Shared Parenting Laws: Will Illinois Ever Consider Shared Parenting?
The State Of Iowa has on its books a Shared Parenting statute. which establishes shared parenting as the presumptively preferred means of custody in Iowa.
Here in Illinois, litigants often times fight custody "wars" over which parent will "win" the custody of the child(ren). As a lawyer and aggressive advocate for my clients, I enjoy a strongly contested case, but the fight over the custody of children is a battle that often should not be fought. Divorce creates enormous personal stresses in families, and the impact of divorce on children is well known. Having parents fight wars for the time with the children seems to me unhealthy, unnecessarily painful, and uselessly costly to families.

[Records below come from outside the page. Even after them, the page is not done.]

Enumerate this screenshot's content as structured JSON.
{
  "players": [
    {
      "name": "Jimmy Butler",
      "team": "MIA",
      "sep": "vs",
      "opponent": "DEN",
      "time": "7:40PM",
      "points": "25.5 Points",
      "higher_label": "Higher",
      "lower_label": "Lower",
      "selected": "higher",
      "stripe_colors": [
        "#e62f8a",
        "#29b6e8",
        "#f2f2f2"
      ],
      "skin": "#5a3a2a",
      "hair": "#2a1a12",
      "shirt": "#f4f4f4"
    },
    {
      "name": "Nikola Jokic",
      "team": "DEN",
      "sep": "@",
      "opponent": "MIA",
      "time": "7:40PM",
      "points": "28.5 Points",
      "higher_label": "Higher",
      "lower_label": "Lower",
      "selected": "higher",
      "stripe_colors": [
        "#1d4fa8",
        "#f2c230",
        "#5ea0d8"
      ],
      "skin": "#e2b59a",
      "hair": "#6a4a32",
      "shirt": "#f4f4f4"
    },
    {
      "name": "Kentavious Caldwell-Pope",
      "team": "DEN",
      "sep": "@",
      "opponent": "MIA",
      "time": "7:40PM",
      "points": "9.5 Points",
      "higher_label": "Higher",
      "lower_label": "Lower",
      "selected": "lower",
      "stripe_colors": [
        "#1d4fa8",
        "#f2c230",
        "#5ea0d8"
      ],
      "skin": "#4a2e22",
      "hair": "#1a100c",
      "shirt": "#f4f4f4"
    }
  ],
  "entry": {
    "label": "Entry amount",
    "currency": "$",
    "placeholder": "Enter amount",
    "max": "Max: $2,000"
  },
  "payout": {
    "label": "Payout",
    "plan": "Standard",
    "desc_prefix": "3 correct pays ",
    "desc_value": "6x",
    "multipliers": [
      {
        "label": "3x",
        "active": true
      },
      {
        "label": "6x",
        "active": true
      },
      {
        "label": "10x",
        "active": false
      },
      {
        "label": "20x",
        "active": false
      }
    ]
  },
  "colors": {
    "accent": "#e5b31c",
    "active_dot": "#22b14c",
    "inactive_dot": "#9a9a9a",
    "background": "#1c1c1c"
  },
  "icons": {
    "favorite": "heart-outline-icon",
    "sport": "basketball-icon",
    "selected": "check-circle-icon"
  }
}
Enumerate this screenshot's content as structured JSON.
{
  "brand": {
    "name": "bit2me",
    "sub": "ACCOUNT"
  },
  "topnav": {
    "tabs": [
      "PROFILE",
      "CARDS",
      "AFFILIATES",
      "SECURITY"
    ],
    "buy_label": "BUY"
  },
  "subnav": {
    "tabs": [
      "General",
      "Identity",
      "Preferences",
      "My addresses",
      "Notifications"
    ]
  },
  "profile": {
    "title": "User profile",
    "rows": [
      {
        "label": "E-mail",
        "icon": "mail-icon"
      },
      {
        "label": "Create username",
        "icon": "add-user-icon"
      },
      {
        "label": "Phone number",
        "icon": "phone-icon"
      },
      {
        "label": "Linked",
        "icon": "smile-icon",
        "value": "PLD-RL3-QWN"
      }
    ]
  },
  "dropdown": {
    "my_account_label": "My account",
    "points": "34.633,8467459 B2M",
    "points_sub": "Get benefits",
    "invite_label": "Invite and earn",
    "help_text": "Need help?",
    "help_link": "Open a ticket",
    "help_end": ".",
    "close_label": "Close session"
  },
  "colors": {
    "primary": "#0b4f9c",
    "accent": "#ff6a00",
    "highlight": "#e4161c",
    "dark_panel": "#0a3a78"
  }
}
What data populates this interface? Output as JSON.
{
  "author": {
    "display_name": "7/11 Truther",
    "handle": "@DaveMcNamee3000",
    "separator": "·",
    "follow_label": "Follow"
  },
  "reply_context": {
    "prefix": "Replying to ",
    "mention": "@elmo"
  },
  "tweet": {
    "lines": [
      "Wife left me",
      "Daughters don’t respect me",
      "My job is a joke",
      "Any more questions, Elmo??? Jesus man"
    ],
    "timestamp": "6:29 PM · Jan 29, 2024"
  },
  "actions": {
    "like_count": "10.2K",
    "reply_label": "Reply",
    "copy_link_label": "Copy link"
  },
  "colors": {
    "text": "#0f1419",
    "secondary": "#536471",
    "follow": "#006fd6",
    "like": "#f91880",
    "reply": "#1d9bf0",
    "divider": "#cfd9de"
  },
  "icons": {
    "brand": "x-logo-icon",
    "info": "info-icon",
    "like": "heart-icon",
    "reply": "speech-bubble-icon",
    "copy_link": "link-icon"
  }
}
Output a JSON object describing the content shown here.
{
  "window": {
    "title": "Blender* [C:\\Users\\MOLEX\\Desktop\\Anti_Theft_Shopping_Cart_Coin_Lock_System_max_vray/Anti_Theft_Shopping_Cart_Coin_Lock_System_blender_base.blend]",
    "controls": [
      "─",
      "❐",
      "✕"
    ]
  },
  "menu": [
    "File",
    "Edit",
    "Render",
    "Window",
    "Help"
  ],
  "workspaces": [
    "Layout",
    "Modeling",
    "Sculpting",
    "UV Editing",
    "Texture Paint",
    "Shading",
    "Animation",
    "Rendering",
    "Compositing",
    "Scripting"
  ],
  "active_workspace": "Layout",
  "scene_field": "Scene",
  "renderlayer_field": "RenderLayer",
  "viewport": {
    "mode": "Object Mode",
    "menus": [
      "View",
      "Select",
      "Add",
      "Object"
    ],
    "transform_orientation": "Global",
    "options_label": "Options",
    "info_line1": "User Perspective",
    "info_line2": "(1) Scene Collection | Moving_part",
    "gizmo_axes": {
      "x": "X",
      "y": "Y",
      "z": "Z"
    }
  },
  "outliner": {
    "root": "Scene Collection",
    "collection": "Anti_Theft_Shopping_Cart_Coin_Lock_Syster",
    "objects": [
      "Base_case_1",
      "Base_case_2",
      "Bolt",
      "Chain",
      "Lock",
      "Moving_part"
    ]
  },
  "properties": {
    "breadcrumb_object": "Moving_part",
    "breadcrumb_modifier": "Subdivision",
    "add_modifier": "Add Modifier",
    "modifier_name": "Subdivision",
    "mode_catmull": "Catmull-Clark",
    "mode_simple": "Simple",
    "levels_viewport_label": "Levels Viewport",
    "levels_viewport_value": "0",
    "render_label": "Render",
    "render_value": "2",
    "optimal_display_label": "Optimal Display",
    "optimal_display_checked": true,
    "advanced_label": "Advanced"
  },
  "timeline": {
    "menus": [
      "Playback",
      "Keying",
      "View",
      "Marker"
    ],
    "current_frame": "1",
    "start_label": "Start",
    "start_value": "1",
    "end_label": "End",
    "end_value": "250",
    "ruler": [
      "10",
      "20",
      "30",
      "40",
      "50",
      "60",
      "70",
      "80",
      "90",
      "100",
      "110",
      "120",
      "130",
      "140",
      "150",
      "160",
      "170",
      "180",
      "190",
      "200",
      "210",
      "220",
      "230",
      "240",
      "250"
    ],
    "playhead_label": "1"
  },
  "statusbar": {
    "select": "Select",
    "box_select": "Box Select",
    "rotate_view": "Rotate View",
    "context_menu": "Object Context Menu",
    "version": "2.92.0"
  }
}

There are cases where joint physical custody is not appropriate. The Courts are well prepared to determine these cases. However, it would be a welcome event to see Illinois evolve out of the custody "dark ages," into a more enlightened view toward statutory shared parenting. This would take the fight out of the parenting part of the case.
Below is a proposed Federal statute for shared parenting, from an Iowa shared parenting advocacy group:
Title of Bill:
An Act Relating to Physical Care of Children in Domestic Relations
Be It Enacted By The United States Congress
1 Preamble: An Act relating to joint physical care of children in domestic relations and
2 establishing a uniform federal law creating a rebuttable presumption that a request for joint
3 physical care is in the best interest of the child.
5 SECTION 1: This act may be cited as, "Shared Parenting bill."
7 SECTION 2: In any domestic relations proceeding, the states shall award joint physical
8 care to both joint custodial parents upon the request of either parent during the proceedings
9 on the initial dissolution petition or during the proceedings on a modification of the original
10 custody order.
12 SECTION 3: A rebuttable presumption exists that a request for joint physical care by either
13 parent is in the best interest of the child, the burden of proof to rebut the presumption rests
14 on the party denying that joint physical care is in the best interest of the child, and such
15 party shall demonstrate that joint physical care is not in the best interest of the child by clear
16 and convincing evidence.